“I wish my father was still alive so I could dance with him,” she said. “I mean, I danced with him at my wedding. But that was … I guess that’s enough. I’m looking forward to getting lifted in the chair; I’m excited about that. That’s my favorite part.”

At her bat mitzvah party, Haddish will have a grand entrance, there will be a candle-lighting ceremony, a montage, and “lots and lots of dancing.” Her old colleagues — all the people she used to work with at bar and bat mitzvahs — will be in attendance, along with celebrities like Sarah Silverman, Billy Crystal and Sinbad.

“We’re all gonna break it down like the good old days,” Haddish said. “We’re a lot older so I don’t know how good we’re going to do, but we’re definitely going to be breaking it down.”

Her mother will also be there, which is no small feat. After surviving a near-fatal car accident when Haddish was 8, her mom was diagnosed with a mental illness and institutionalized.

“I got her out of that mental institution,” Haddish said. “That’s one of my proudest accomplishments: getting her out the mental institution, buying a house for her, getting her the proper care that she needs, and seeing her slowly transform back into my mother that I remember.”

Her mom’s institutionalization sent Haddish and her siblings into foster care, eventually ending up living with their grandmother. When she turned 18, her grandma kicked her out and Haddish was homeless for a while.

No stranger to challenges, Haddish said the hardest part of preparing for her bat mitzvah service was “learning to read Hebrew. I can say it, but to actually read the Torah, learning the alphabet, learning shin, sin, gimmel, mem …”

The other hardest part? “The way you sing,” she said. “First off, I love that I get to sing, that’s the best part, right? I’m so excited. But learning where it goes [sings] … My goodness! Oh, my. Oy vey! But I love it, I love it.

“The main thing I hope that I take away from [the bat mitzvah] is that I inspire some of my friends to maybe study the Torah. Inspire my friends to, you know, dig a little more into their background and their history, and build more community and create conversation.”

Finding Her Truth

Haddish also said she hopes that by opening up about her journey to understand her heritage, it will encourage others to do the same.

“Something that I feel like a lot of African-Americans have been stripped of is their history,” she said. “We don’t know what our origin story is, because that was taken from us. And it talks about that in the Torah, I think it’s so powerful. I feel like more people should figure out who they really are. Find out your bloodline, what you are, study that and learn from that.”

When I asked if she feels welcome in Jewish spaces, Haddish responded, “Well, it depends on what synagogue you walk into, honey. It depends on where you show up. It depends on how old the people are. Some of these people, they come from a time when everyone is supposed to be separated from each other. They come from segregation.”

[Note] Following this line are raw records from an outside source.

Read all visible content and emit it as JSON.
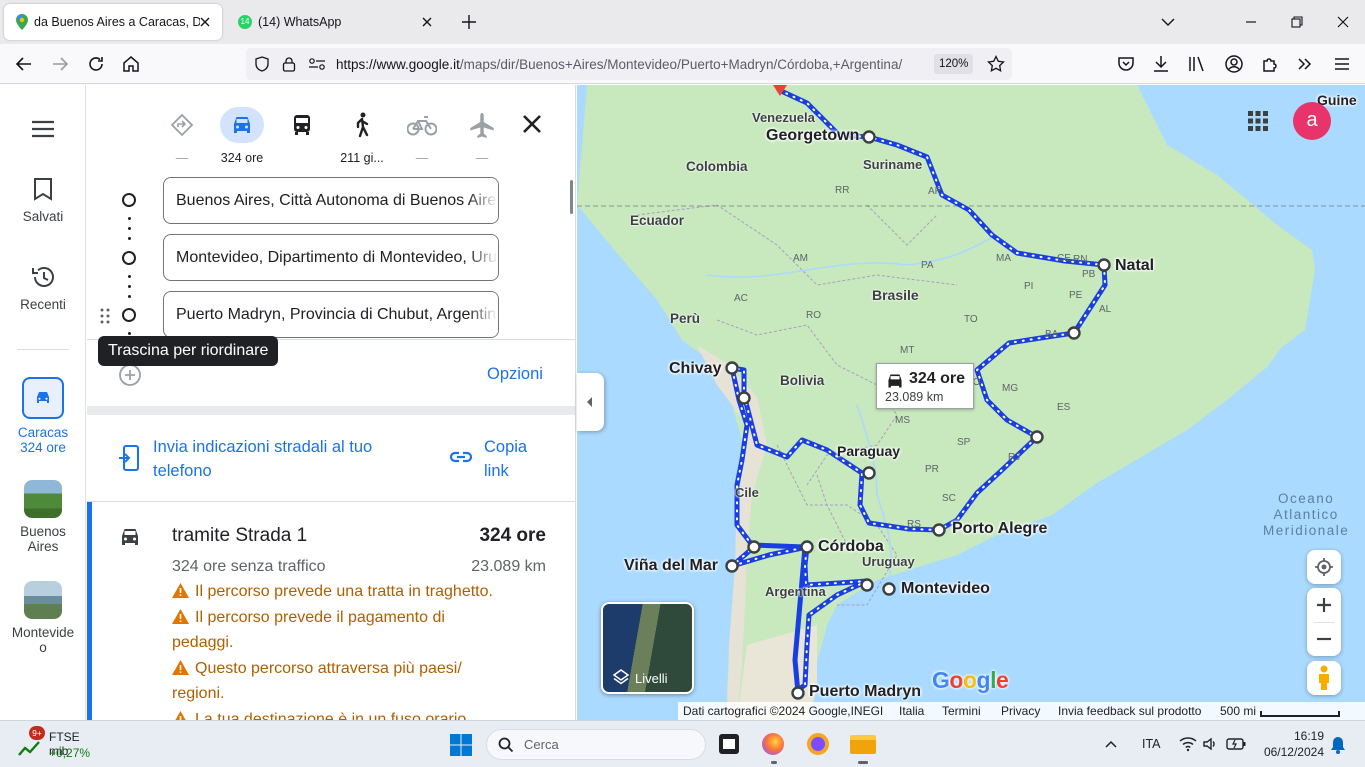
{
  "browser": {
    "tabs": [
      {
        "title": "da Buenos Aires a Caracas, Distanza",
        "active": true
      },
      {
        "title": "(14) WhatsApp",
        "badge": "14",
        "active": false
      }
    ],
    "url_prefix": "https://www.google.it",
    "url_rest": "/maps/dir/Buenos+Aires/Montevideo/Puerto+Madryn/Córdoba,+Argentina/",
    "zoom": "120%"
  },
  "rail": {
    "saved_label": "Salvati",
    "recent_label": "Recenti",
    "active_route": {
      "line1": "Caracas",
      "line2": "324 ore"
    },
    "recent_places": [
      {
        "label": "Buenos Aires"
      },
      {
        "label": "Montevide o"
      }
    ]
  },
  "modes": {
    "car_time": "324 ore",
    "walk_time": "211 gi...",
    "best_dash": "—",
    "transit_dash": "",
    "bike_dash": "—",
    "flight_dash": "—"
  },
  "waypoints": [
    "Buenos Aires, Città Autonoma di Buenos Aires, Argentina",
    "Montevideo, Dipartimento di Montevideo, Uruguay",
    "Puerto Madryn, Provincia di Chubut, Argentina"
  ],
  "tooltip": "Trascina per riordinare",
  "options_label": "Opzioni",
  "send_to_phone": {
    "line1": "Invia indicazioni stradali al tuo",
    "line2": "telefono"
  },
  "copy_link": {
    "line1": "Copia",
    "line2": "link"
  },
  "route": {
    "via": "tramite Strada 1",
    "time": "324 ore",
    "traffic_note": "324 ore senza traffico",
    "distance": "23.089 km",
    "warnings": [
      {
        "lines": [
          "Il percorso prevede una tratta in traghetto."
        ]
      },
      {
        "lines": [
          "Il percorso prevede il pagamento di",
          "pedaggi."
        ]
      },
      {
        "lines": [
          "Questo percorso attraversa più paesi/",
          "regioni."
        ]
      },
      {
        "lines": [
          "La tua destinazione è in un fuso orario"
        ]
      }
    ]
  },
  "map": {
    "cities": [
      "Georgetown",
      "Natal",
      "Chivay",
      "Paraguay",
      "Porto Alegre",
      "Córdoba",
      "Viña del Mar",
      "Montevideo",
      "Puerto Madryn",
      "Guine"
    ],
    "countries": [
      "Venezuela",
      "Suriname",
      "Colombia",
      "Ecuador",
      "Brasile",
      "Perù",
      "Bolivia",
      "Cile",
      "Uruguay",
      "Argentina"
    ],
    "states": [
      "RR",
      "AP",
      "AM",
      "PA",
      "MA",
      "CE",
      "RN",
      "PB",
      "PE",
      "AL",
      "PI",
      "TO",
      "BA",
      "AC",
      "RO",
      "MT",
      "GO",
      "MG",
      "ES",
      "MS",
      "SP",
      "RJ",
      "PR",
      "SC",
      "RS"
    ],
    "ocean": [
      "Oceano",
      "Atlantico",
      "Meridionale"
    ],
    "route_box": {
      "time": "324 ore",
      "distance": "23.089 km"
    },
    "avatar_letter": "a",
    "layers_label": "Livelli",
    "logo": "Google",
    "footer": {
      "data_credit": "Dati cartografici ©2024 Google,INEGI",
      "country": "Italia",
      "terms": "Termini",
      "privacy": "Privacy",
      "feedback": "Invia feedback sul prodotto",
      "scale": "500 mi"
    },
    "colors": {
      "route": "#1a3fe0",
      "land": "#c8e8bd",
      "water": "#aadaff",
      "andes": "#e6e2d6"
    }
  },
  "taskbar": {
    "widget_title": "FTSE mib",
    "widget_value": "+0,27%",
    "widget_badge": "9+",
    "search_placeholder": "Cerca",
    "lang": "ITA",
    "time": "16:19",
    "date": "06/12/2024"
  }
}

But Haddish has no problem speaking up for herself, even using Jewish values to defend her point.

“It’s sad, and it’s totally against what the Torah teaches,” she said. “The more information I know, the more I’m like, ‘No, no, no, Mrs. Goldberg, let me show you something! Now right here in Genesis it says …’ It’s so funny how some of them don’t even know the Torah! But they’re like, ‘I’m a devout Jew.’ Oh, you are?

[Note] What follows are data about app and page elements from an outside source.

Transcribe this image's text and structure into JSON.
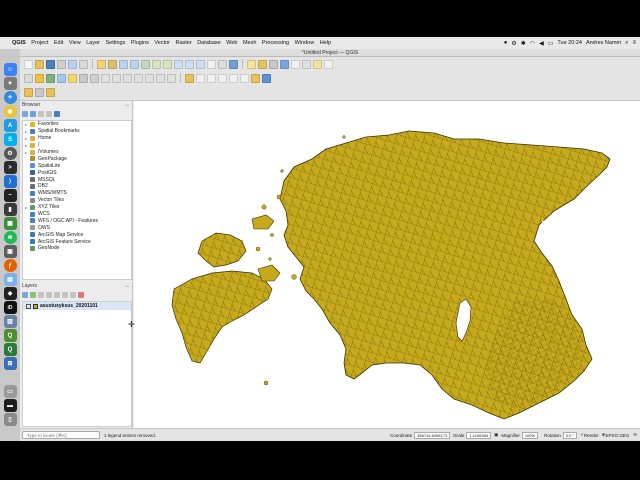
{
  "menubar": {
    "app": "QGIS",
    "items": [
      "Project",
      "Edit",
      "View",
      "Layer",
      "Settings",
      "Plugins",
      "Vector",
      "Raster",
      "Database",
      "Web",
      "Mesh",
      "Processing",
      "Window",
      "Help"
    ],
    "clock": "Tue 20:24",
    "user": "Andres Namm"
  },
  "window": {
    "title": "*Untitled Project — QGIS"
  },
  "browser": {
    "title": "Browser",
    "items": [
      {
        "label": "Favorites",
        "icon": "star-icon",
        "color": "#e7b416"
      },
      {
        "label": "Spatial Bookmarks",
        "icon": "bookmark-icon",
        "color": "#4a7fc1"
      },
      {
        "label": "Home",
        "icon": "home-folder-icon",
        "color": "#d8b04a"
      },
      {
        "label": "/",
        "icon": "folder-icon",
        "color": "#d8b04a"
      },
      {
        "label": "/Volumes",
        "icon": "folder-icon",
        "color": "#d8b04a"
      },
      {
        "label": "GeoPackage",
        "icon": "geopackage-icon",
        "color": "#b08a3a"
      },
      {
        "label": "SpatiaLite",
        "icon": "spatialite-icon",
        "color": "#5b8fd6"
      },
      {
        "label": "PostGIS",
        "icon": "postgis-icon",
        "color": "#336791"
      },
      {
        "label": "MSSQL",
        "icon": "mssql-icon",
        "color": "#6d6d6d"
      },
      {
        "label": "DB2",
        "icon": "db2-icon",
        "color": "#6d6d6d"
      },
      {
        "label": "WMS/WMTS",
        "icon": "wms-icon",
        "color": "#4a7fc1"
      },
      {
        "label": "Vector Tiles",
        "icon": "vector-tiles-icon",
        "color": "#8a8a8a"
      },
      {
        "label": "XYZ Tiles",
        "icon": "xyz-tiles-icon",
        "color": "#5aa05a"
      },
      {
        "label": "WCS",
        "icon": "wcs-icon",
        "color": "#4a7fc1"
      },
      {
        "label": "WFS / OGC API - Features",
        "icon": "wfs-icon",
        "color": "#4a7fc1"
      },
      {
        "label": "OWS",
        "icon": "ows-icon",
        "color": "#9a9a9a"
      },
      {
        "label": "ArcGIS Map Service",
        "icon": "arcgis-map-icon",
        "color": "#3c7ab5"
      },
      {
        "label": "ArcGIS Feature Service",
        "icon": "arcgis-feature-icon",
        "color": "#3c7ab5"
      },
      {
        "label": "GeoNode",
        "icon": "geonode-icon",
        "color": "#5c9c5c"
      }
    ]
  },
  "layers": {
    "title": "Layers",
    "items": [
      {
        "name": "asustusyksus_20201101",
        "checked": true,
        "fill": "#c6a91c"
      }
    ]
  },
  "map": {
    "fill": "#c6a91c",
    "stroke": "#3a3000",
    "background": "#ffffff"
  },
  "status": {
    "locator_placeholder": "Type to locate (⌘K)",
    "message": "1 legend entries removed.",
    "coordinate_label": "Coordinate",
    "coordinate_value": "356716,6498173",
    "scale_label": "Scale",
    "scale_value": "1:1196384",
    "magnifier_label": "Magnifier",
    "magnifier_value": "100%",
    "rotation_label": "Rotation",
    "rotation_value": "0.0 °",
    "render_label": "Render",
    "crs_label": "EPSG:3301"
  }
}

Haddish said she hopes her special helps viewers find their own truths.

“I was trying to figure out a way to tell my truth, my experiences in life, and also maybe open other people’s eyes to the fact that in African-American culture, there is nothing that says, ‘OK, you’re officially a woman,’ or ‘You’re officially a man.’ There’s no ceremony. There’s no rite of passage,” she said. “One of my homeboys said, ‘You know, I’ve been to jail like three times, I’m a man.’ Going to jail — I don’t think that makes you a man. Knowing who you are, knowing where you come from, that’s what makes you an adult. And being able to share your story.

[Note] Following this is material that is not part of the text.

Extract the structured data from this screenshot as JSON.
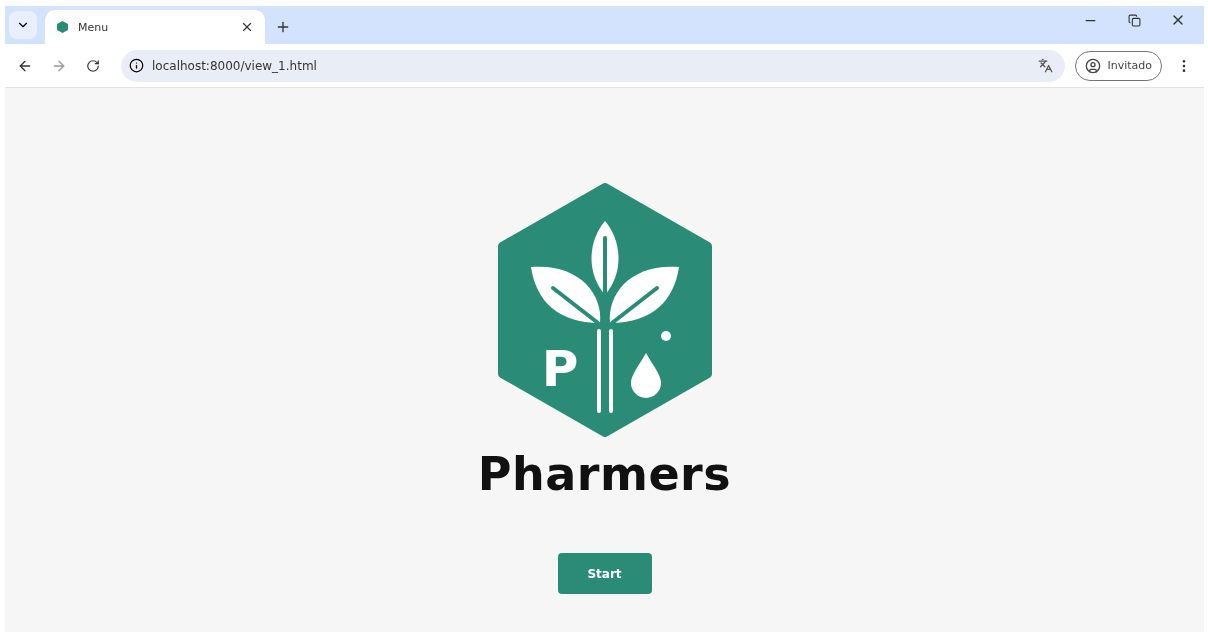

“That’s what I love about Judaism, because it’s all about sharing your stories and questioning and learning from each other.”

Emily Burack is an associate editor at Alma. This article was provided by the JTA global news source.